- Begin with "Proof:" and mark the end of your proof with "Q.E.D." (which stands for "quod erat demonstrandum", Latin for "that which had to be demonstrated", $\Box$, or some other symbol.
- If you are doing a proof by contraposition, by contradiction, by induction or by complete induction, start with "Proof by ..." instead of just "Proof".
- Think about what type of proof you are doing and what the two main steps are. What assumptions should you state first?
- Avoid beginning sentences with symbols; keep symbols to a minimum in general (in written work -- they are good for presentations where they will be accompanied by spoken word).
- Use full sentences with proper punctuation (this includes capitalizing the first word in every sentence and using periods at the ends of sentences).
- Do not abbreviate words.
- Justify each step.
- Use separate paragraphs for each case/direction and make it clear which case/direction it is.
- Define your variables before you use them.

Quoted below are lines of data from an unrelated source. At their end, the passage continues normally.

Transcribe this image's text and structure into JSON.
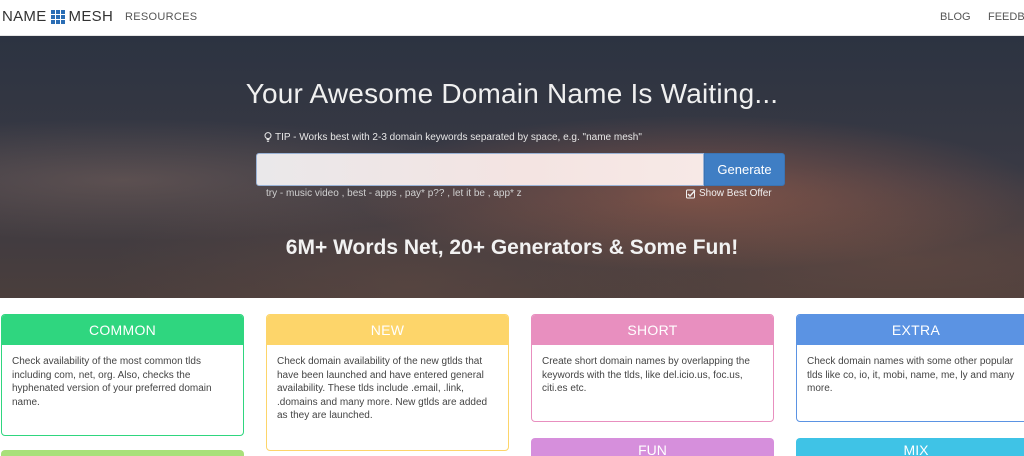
{
  "nav": {
    "logo_left": "NAME",
    "logo_right": "MESH",
    "resources": "RESOURCES",
    "blog": "BLOG",
    "feedback": "FEEDBA"
  },
  "hero": {
    "title": "Your Awesome Domain Name Is Waiting...",
    "tip": "TIP - Works best with 2-3 domain keywords separated by space, e.g. \"name mesh\"",
    "search_value": "",
    "generate_label": "Generate",
    "try_text": "try - music video , best - apps , pay* p?? , let it be , app* z",
    "best_offer_label": "Show Best Offer",
    "subtitle": "6M+ Words Net, 20+ Generators & Some Fun!"
  },
  "cards": [
    {
      "title": "COMMON",
      "color": "#2fd67f",
      "text": "Check availability of the most common tlds including com, net, org. Also, checks the hyphenated version of your preferred domain name."
    },
    {
      "title": "NEW",
      "color": "#fdd56a",
      "text": "Check domain availability of the new gtlds that have been launched and have entered general availability. These tlds include .email, .link, .domains and many more. New gtlds are added as they are launched."
    },
    {
      "title": "SHORT",
      "color": "#e88fbf",
      "text": "Create short domain names by overlapping the keywords with the tlds, like del.icio.us, foc.us, citi.es etc."
    },
    {
      "title": "EXTRA",
      "color": "#5b93e3",
      "text": "Check domain names with some other popular tlds like co, io, it, mobi, name, me, ly and many more."
    }
  ],
  "lower_cards": [
    {
      "title": "FUN",
      "color": "#d68fdc"
    },
    {
      "title": "MIX",
      "color": "#3fc3e6"
    }
  ],
  "colors": {
    "accent": "#3f7ec4",
    "lime_stub": "#a9e07a"
  }
}
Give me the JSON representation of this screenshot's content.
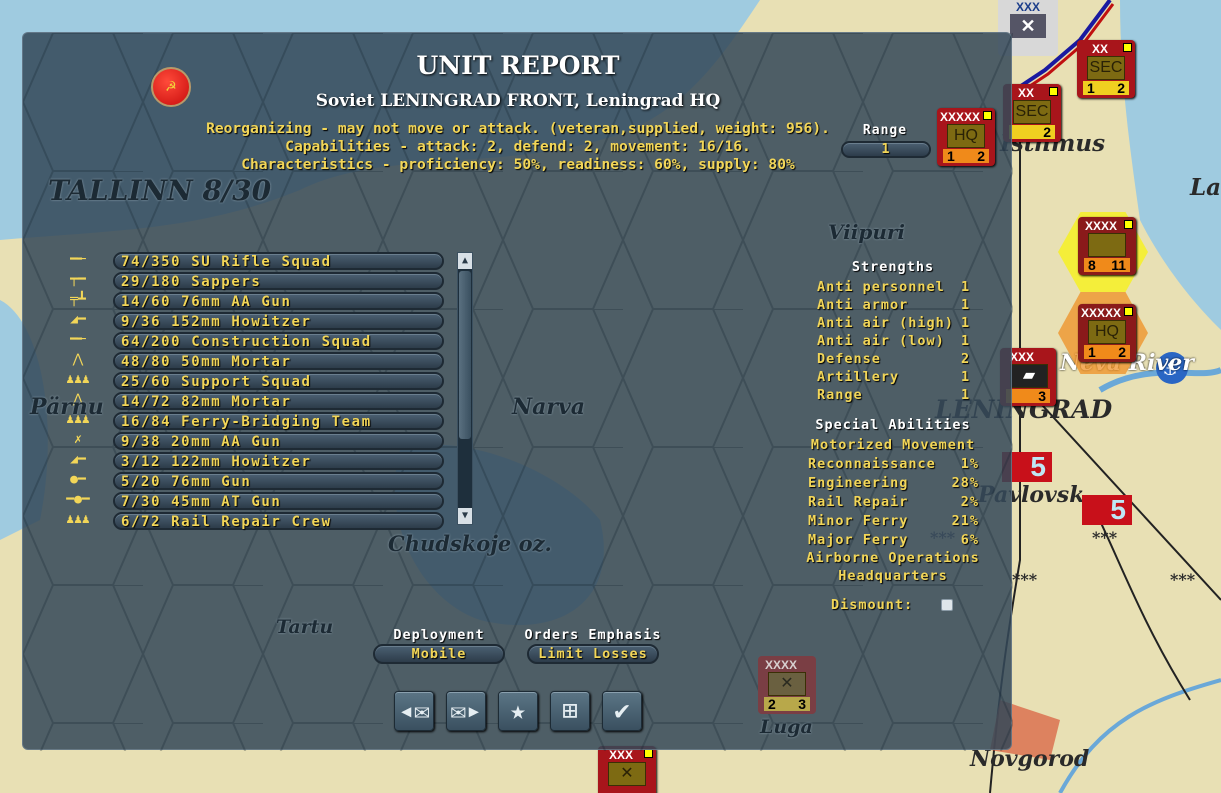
{
  "map": {
    "labels": [
      "TALLINN 8/30",
      "Pärnu",
      "Narva",
      "Chudskoje oz.",
      "Tartu",
      "Viipuri",
      "Isthmus",
      "La",
      "Neva River",
      "LENINGRAD",
      "Pavlovsk",
      "Novgorod",
      "Luga"
    ],
    "counters": [
      {
        "echelon": "XXXXX",
        "symbol": "HQ",
        "a": "1",
        "b": "2"
      },
      {
        "echelon": "XX",
        "symbol": "SEC",
        "a": "1",
        "b": "2"
      },
      {
        "echelon": "XX",
        "symbol": "SEC",
        "a": "",
        "b": "2"
      },
      {
        "echelon": "XXXX",
        "symbol": "",
        "a": "8",
        "b": "11"
      },
      {
        "echelon": "XXXXX",
        "symbol": "HQ",
        "a": "1",
        "b": "2"
      },
      {
        "echelon": "XXX",
        "symbol": "",
        "a": "",
        "b": "3"
      },
      {
        "echelon": "XXXX",
        "symbol": "",
        "a": "2",
        "b": "3"
      },
      {
        "echelon": "XXX",
        "symbol": "",
        "a": "",
        "b": ""
      }
    ],
    "victory_points": [
      "5",
      "5"
    ],
    "stars": [
      "***",
      "***",
      "***",
      "***"
    ]
  },
  "report": {
    "title": "UNIT REPORT",
    "subtitle": "Soviet LENINGRAD FRONT, Leningrad HQ",
    "status_line": "Reorganizing - may not move or attack. (veteran,supplied, weight: 956).",
    "capabilities_line": "Capabilities - attack: 2, defend: 2, movement: 16/16.",
    "characteristics_line": "Characteristics - proficiency: 50%, readiness: 60%, supply: 80%",
    "range_label": "Range",
    "range_value": "1",
    "squads": [
      {
        "icon": "rifle",
        "text": "74/350 SU Rifle Squad"
      },
      {
        "icon": "smg",
        "text": "29/180 Sappers"
      },
      {
        "icon": "aa-gun",
        "text": "14/60 76mm AA Gun"
      },
      {
        "icon": "howitzer",
        "text": "9/36 152mm Howitzer"
      },
      {
        "icon": "rifle",
        "text": "64/200 Construction Squad"
      },
      {
        "icon": "mortar",
        "text": "48/80 50mm Mortar"
      },
      {
        "icon": "support",
        "text": "25/60 Support Squad"
      },
      {
        "icon": "mortar",
        "text": "14/72 82mm Mortar"
      },
      {
        "icon": "engineers",
        "text": "16/84 Ferry-Bridging Team"
      },
      {
        "icon": "light-aa",
        "text": "9/38 20mm AA Gun"
      },
      {
        "icon": "howitzer",
        "text": "3/12 122mm Howitzer"
      },
      {
        "icon": "field-gun",
        "text": "5/20 76mm Gun"
      },
      {
        "icon": "at-gun",
        "text": "7/30 45mm AT Gun"
      },
      {
        "icon": "engineers",
        "text": "6/72 Rail Repair Crew"
      }
    ],
    "strengths_title": "Strengths",
    "strengths": [
      {
        "label": "Anti personnel",
        "value": "1"
      },
      {
        "label": "Anti armor",
        "value": "1"
      },
      {
        "label": "Anti air (high)",
        "value": "1"
      },
      {
        "label": "Anti air (low)",
        "value": "1"
      },
      {
        "label": "Defense",
        "value": "2"
      },
      {
        "label": "Artillery",
        "value": "1"
      },
      {
        "label": "Range",
        "value": "1"
      }
    ],
    "abilities_title": "Special Abilities",
    "abilities_top": "Motorized Movement",
    "abilities": [
      {
        "label": "Reconnaissance",
        "value": "1%"
      },
      {
        "label": "Engineering",
        "value": "28%"
      },
      {
        "label": "Rail Repair",
        "value": "2%"
      },
      {
        "label": "Minor Ferry",
        "value": "21%"
      },
      {
        "label": "Major Ferry",
        "value": "6%"
      }
    ],
    "abilities_bottom": [
      "Airborne Operations",
      "Headquarters"
    ],
    "dismount_label": "Dismount:",
    "deployment_label": "Deployment",
    "deployment_value": "Mobile",
    "orders_label": "Orders Emphasis",
    "orders_value": "Limit Losses"
  }
}
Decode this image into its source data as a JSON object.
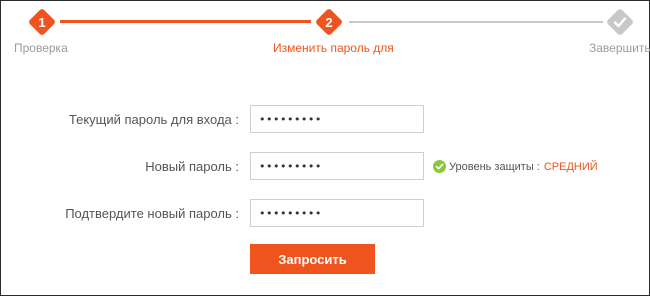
{
  "stepper": {
    "steps": [
      {
        "number": "1",
        "label": "Проверка",
        "state": "done"
      },
      {
        "number": "2",
        "label": "Изменить пароль для",
        "state": "active"
      },
      {
        "number": "",
        "label": "Завершить",
        "state": "pending",
        "icon": "check-icon"
      }
    ]
  },
  "form": {
    "current_password": {
      "label": "Текущий пароль для входа :",
      "value": "•••••••••"
    },
    "new_password": {
      "label": "Новый пароль :",
      "value": "•••••••••"
    },
    "confirm_password": {
      "label": "Подтвердите новый пароль :",
      "value": "•••••••••"
    },
    "strength": {
      "label": "Уровень защиты :",
      "level": "СРЕДНИЙ",
      "icon": "check-circle-icon"
    },
    "submit_label": "Запросить"
  },
  "colors": {
    "accent": "#f0541e",
    "inactive": "#c8c8c8",
    "ok": "#8cc63f",
    "text": "#555555"
  }
}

For example, say "Let $x$ be a real number greater than two." before you begin using $x$.
- Remember that definitions are a key in connecting one idea to another. Use them. This does not necessarily mean that you need to rewrite the entire definition within your proof, just refer to it.
- Use words carefully. Distinguish carefully between moments when you want to use "since" and moments when you want to use "if"; similarly for "and" and "implies" or "then"; and also for "the" and "a".
- When you are doing an elemental argument involving unions it is often necessary to look at two separate cases, following the first one through completely before you look at the second. Be careful not to try to do too much at once.
- Always end your proof by saying that you have proved what you set out to prove. For example, if you were trying to prove that the sum of two even numbers is even, then your last sentence of your proof should be something like: "Therefore, the sum of two even numbers is even."
- If you are doing a proof by induction or complete induction, that means that you were able to prove what you proved by the Principle of Mathematical Induction or by the Principle of Complete Induction. Be sure that your conclusion mentions this with something like "By the Principle of Mathematical Induction,...".

- Read above to make sure the proof you are about to present is ready to go.
- Begin with a verbal short summary, mentioning key theorems and definitions that will be used, before you start writing the proof on the board.
- Write clearly and big enough for the class to see, but not too big!
- Keep the board organized.
- Write full sentences.
- Pause after each sentence or two to be sure that the class is following you.
- Avoid blocking what you are writing. This is sometimes difficult, but you can take advantage of your pauses to get out of the way.
- Speak clearly and loud enough for everyone to hear you.
- Your classmates are your audience. Be sure to look at them and not to present to the professor.
- Be genuinely enthusiastic! This is more important than you might imagine.

Erika L.C. King